Cemetery Beach – The finale hit stores last week before I could finish this entry, so now I’ve had to update this one last-minute to a completed project instead of “in progress”. On break from their more complicated series Trees, Warren Ellis and Jason Howard relax for a madcap seven-issue chase sequence through grungy future land filled with soldiers and explosive craft and speed-line backdrops where fights and explosions and running and zooming and more explosions can happen. Howard’s Silvestri-influenced style leans into a grittier, manga-tastic edge that, in the eventual trade collection, should make a compelling, jet-fueled thrill ride that demands to be visually injected in one sitting.
Titles I dropped, or tried once but failed to get hooked:
Auntie Agatha’s Home for Wayward Rabbits – Meeting Keith Giffen in person last year was a fun memorable moment, but his comics of late largely consist of characters bickering and squabbling and generally loathing each other, albeit with Giffen’s skillful ear for naturalistic dialogue rather than falling back on today’s catchphrases and memes. Two issues of that felt more than enough, though.
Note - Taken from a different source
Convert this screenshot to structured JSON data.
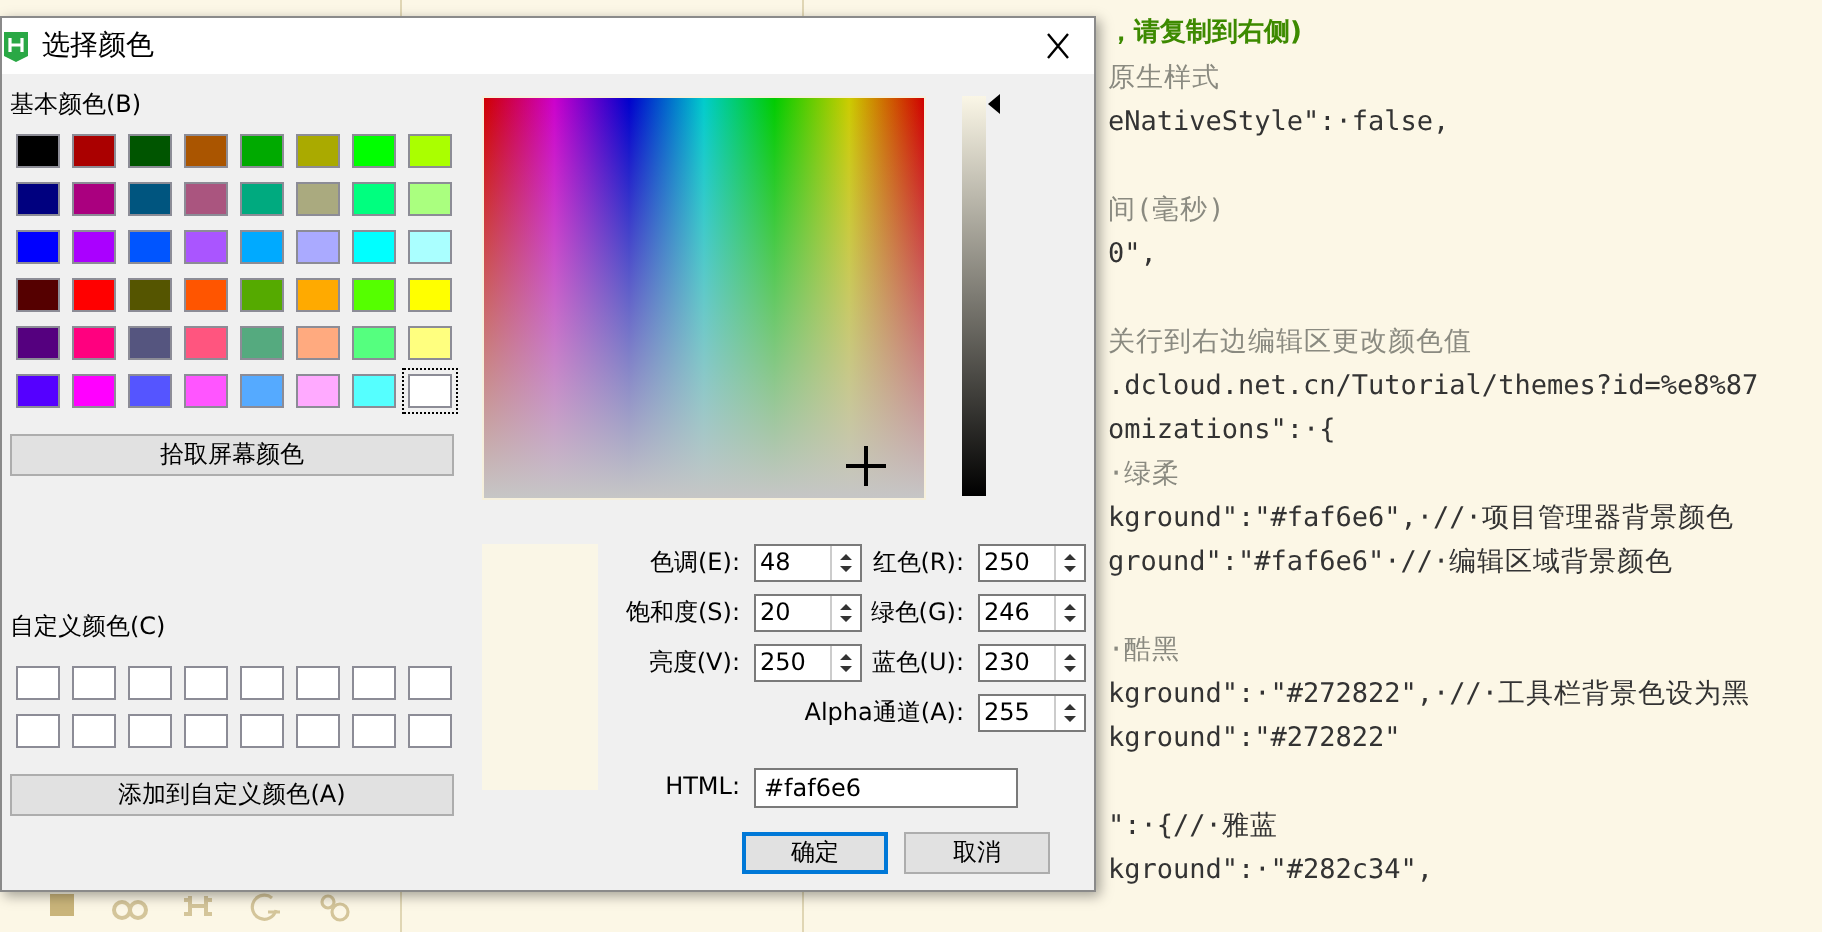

Proxima Centauri – Farel Dalrymple does not make comics for ordinary readers. Unreal creatures and imaginative vistas from beyond can be an eye-opening experience to view, but somehow whatever substance was meant to imbue them wasn’t quite connecting with me.
Snotgirl – In which the creator of Scott Pilgrim parodies vapid fashion bloggers, which I was absolutely on board with for a while. As I felt it tilting more toward standard modern romance, I got the sense I wasn’t the target audience, which is fine. Not every comic has to be for me.
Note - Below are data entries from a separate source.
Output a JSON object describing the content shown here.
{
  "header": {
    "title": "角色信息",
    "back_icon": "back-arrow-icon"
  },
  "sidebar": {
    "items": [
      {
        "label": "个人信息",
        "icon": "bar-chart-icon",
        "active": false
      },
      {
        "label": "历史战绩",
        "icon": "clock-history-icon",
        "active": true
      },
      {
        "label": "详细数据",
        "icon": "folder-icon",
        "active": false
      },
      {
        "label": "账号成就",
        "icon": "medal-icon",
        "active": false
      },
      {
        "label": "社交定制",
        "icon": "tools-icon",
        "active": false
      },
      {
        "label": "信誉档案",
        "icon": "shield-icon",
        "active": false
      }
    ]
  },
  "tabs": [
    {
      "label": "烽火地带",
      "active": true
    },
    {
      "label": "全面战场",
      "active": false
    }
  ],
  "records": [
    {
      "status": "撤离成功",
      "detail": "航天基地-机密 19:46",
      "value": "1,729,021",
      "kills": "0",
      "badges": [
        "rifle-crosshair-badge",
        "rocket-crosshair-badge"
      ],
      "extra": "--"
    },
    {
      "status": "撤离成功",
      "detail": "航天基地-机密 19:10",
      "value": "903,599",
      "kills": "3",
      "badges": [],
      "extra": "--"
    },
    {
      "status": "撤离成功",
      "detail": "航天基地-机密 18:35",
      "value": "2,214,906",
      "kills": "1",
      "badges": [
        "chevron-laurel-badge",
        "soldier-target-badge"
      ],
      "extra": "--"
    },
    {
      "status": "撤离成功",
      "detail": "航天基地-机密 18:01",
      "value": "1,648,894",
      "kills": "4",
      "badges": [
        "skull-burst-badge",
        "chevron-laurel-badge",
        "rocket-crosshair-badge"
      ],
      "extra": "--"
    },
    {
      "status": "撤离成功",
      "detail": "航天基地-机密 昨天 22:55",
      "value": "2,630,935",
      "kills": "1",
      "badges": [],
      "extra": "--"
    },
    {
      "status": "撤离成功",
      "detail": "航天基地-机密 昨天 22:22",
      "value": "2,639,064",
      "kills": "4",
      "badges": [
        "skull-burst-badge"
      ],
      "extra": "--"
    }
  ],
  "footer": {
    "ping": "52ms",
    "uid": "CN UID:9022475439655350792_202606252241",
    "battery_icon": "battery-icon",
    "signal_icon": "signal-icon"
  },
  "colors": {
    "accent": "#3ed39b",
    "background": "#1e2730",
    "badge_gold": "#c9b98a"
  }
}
Series on extend hiatus:
My past annual comics overviews included this section, which you’ll notice didn’t appear in Part Two or Part Three of this miniseries. This year every name on the list is an Image title. I’m sure it’s gratifying for creators to find such a company willing to work with them and to allow them the luxury of publishing whenever they feel they and their works are ready. For readers it can feel like getting five chapters into a 400-page novel only to have to set it aside for the next several months because all the other pages are still blank. By the time the other words are filled in, there’s a good chance your attachment to those five chapters from long ago has faded away like a lover who moved to another country. If you ever see them again before you die, great, but the passion won’t be the same.
Consider this a “wish you were here” postcard to the following four titles:
Copperhead – Two issues in 2018 and only the grand finale left to finish but with no ETA. Why must space westerns always vex me so?
The Dying and the Dead – Zero issues in 2018, possibly as Jonathan Hickman looks to replicate the 5-year hiatus that his S.H.I.E.L.D. just overcame.
Injection – On year-long break between story arcs while Declan Shalvey worked on some Marvel projects. Warren Ellis noted in his newsletter not too long ago that work proceeds apace, and Shalvey looks to be itching to get back to it soon per his own Twitter comments. More government-science-vs.-arcane-magic escapades in the offing, then.
Lazarus – After two issues and a special in 2018, Greg Rucka and Michael Lark are back — next week, in fact — with the series relaunched as Lazarus: Risen in a quarterly format, much larger but presumably an easier frequency for Lark to illustrate. In my mind, an alt-history SF series of this staggering timeline-building density should benefit from larger reading chunks.
To be concluded!